Segment Start: EXTRACTED MATERIAL

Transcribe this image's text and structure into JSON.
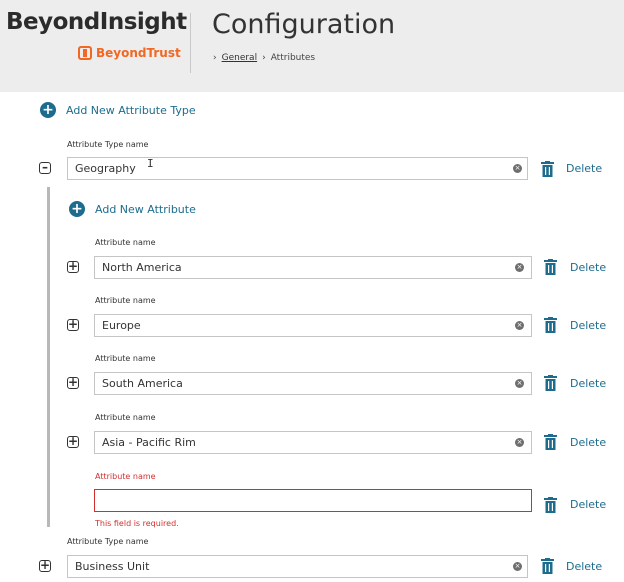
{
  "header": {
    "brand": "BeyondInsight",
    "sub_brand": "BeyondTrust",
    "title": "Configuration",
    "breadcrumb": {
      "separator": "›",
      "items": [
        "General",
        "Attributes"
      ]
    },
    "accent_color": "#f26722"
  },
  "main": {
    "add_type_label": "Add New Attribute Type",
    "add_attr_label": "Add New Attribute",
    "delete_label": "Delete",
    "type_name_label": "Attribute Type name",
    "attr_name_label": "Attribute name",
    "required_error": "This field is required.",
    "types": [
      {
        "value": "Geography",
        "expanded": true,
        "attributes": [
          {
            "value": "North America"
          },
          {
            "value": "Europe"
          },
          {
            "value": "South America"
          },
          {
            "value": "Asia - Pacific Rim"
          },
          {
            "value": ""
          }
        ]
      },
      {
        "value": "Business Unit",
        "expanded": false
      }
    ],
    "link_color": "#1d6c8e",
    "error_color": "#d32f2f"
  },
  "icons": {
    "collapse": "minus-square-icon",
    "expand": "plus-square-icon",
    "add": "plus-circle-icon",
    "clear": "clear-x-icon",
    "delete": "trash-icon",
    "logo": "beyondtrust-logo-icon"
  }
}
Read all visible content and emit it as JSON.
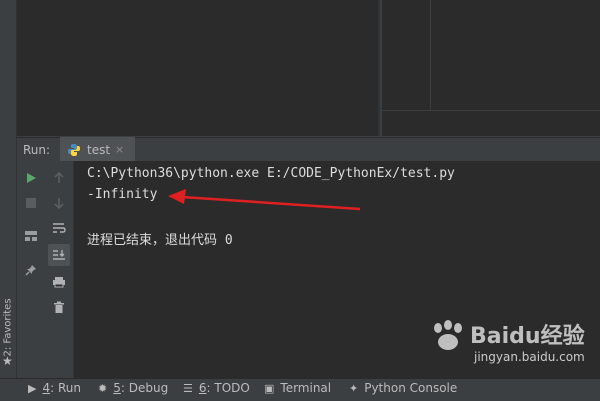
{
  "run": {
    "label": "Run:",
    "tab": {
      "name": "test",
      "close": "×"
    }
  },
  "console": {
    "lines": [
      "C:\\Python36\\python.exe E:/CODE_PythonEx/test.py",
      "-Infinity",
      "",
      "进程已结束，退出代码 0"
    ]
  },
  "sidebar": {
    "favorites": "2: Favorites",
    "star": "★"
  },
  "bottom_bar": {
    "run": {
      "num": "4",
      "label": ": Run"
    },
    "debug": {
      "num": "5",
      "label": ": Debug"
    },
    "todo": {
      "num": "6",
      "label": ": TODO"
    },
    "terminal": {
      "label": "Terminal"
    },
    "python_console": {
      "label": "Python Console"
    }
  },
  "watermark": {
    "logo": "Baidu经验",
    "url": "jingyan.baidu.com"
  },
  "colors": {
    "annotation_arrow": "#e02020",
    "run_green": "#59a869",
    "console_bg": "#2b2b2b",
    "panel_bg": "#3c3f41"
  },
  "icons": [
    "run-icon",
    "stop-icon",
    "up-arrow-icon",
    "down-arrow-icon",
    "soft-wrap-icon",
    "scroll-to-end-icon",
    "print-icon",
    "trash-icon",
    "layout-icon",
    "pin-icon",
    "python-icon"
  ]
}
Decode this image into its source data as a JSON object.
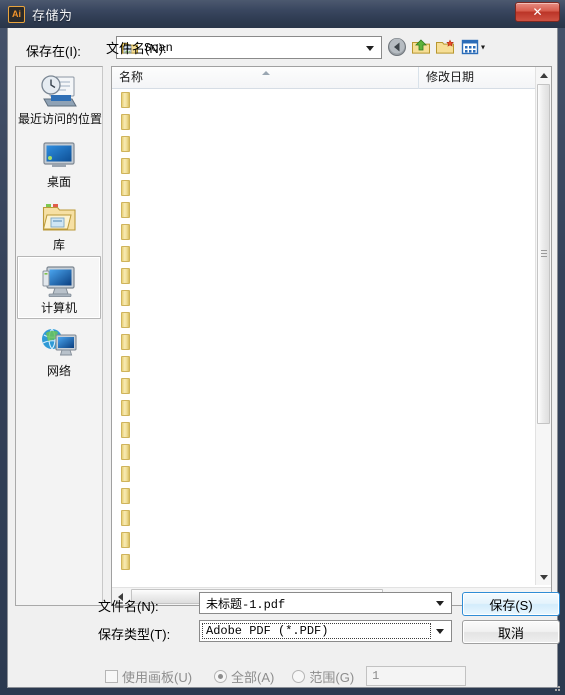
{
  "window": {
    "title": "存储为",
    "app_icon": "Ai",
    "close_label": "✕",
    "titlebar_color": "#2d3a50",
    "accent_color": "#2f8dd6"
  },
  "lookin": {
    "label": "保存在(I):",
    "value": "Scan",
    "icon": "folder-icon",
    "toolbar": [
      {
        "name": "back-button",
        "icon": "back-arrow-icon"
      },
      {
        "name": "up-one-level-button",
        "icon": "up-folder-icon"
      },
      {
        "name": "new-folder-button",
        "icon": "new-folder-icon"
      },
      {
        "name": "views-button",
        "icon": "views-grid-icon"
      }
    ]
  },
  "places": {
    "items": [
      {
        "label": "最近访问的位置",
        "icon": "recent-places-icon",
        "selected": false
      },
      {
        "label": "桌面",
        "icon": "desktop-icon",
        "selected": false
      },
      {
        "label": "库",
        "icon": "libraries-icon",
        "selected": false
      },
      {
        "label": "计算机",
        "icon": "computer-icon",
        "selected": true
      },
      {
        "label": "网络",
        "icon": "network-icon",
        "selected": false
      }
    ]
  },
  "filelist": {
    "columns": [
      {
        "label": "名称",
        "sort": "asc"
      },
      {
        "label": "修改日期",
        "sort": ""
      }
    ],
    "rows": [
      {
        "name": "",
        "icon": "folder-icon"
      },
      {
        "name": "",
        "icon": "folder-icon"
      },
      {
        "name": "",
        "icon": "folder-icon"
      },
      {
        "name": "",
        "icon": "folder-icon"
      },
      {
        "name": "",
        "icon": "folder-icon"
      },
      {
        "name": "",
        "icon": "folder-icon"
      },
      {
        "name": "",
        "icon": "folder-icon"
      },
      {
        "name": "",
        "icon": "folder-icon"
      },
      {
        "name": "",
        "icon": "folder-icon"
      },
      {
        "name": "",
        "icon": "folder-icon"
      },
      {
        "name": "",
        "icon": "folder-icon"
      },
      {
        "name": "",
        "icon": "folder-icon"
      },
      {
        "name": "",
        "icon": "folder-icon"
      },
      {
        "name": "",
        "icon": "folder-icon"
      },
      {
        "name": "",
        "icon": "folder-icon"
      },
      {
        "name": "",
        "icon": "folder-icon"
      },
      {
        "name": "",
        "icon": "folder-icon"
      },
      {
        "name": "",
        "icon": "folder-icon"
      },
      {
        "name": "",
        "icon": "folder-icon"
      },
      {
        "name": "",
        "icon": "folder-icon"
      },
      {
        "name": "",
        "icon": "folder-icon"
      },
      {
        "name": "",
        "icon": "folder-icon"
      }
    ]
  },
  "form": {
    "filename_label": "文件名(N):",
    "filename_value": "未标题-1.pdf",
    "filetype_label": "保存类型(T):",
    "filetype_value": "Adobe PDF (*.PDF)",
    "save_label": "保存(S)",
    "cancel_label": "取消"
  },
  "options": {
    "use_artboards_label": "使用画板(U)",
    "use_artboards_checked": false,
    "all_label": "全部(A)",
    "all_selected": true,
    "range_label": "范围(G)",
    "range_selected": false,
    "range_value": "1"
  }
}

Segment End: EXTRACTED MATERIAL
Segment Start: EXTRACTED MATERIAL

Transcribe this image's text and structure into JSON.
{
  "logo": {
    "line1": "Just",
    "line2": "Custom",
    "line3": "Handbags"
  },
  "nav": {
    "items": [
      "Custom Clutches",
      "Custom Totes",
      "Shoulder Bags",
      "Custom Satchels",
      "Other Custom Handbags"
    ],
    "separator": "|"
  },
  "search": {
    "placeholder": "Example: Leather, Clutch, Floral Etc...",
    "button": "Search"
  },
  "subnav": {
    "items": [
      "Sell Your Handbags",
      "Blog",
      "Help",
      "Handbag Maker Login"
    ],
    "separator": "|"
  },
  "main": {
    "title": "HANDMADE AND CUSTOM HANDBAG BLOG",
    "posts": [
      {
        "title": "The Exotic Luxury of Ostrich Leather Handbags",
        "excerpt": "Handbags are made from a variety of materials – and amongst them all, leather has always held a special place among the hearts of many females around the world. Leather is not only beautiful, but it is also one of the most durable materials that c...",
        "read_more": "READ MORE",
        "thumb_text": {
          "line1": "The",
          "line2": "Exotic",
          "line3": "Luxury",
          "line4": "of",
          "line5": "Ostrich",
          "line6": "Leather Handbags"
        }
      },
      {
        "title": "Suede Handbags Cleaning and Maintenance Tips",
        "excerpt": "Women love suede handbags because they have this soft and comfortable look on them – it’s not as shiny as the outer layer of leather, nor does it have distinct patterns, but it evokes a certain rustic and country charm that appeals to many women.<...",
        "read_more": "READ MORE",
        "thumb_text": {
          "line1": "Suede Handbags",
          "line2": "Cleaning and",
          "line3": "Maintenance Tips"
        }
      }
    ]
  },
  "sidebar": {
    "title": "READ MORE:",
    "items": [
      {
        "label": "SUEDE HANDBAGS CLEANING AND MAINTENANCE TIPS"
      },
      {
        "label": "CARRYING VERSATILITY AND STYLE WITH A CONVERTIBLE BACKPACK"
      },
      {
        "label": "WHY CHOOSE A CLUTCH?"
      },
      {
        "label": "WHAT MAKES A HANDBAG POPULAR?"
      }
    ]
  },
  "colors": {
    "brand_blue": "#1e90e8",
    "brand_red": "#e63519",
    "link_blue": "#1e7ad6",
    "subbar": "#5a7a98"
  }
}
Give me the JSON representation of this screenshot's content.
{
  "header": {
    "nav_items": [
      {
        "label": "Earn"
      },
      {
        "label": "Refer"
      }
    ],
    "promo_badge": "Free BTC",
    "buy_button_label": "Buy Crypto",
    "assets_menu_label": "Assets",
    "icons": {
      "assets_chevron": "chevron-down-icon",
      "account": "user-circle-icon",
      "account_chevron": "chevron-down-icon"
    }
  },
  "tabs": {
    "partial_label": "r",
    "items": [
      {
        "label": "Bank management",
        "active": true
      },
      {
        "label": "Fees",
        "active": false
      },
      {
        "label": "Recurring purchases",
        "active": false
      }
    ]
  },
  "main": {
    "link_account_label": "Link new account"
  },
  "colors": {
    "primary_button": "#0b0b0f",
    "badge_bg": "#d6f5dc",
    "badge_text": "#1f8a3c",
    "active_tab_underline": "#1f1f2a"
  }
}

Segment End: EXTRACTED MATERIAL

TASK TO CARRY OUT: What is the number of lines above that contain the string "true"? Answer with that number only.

EXERCISE ANSWER: 4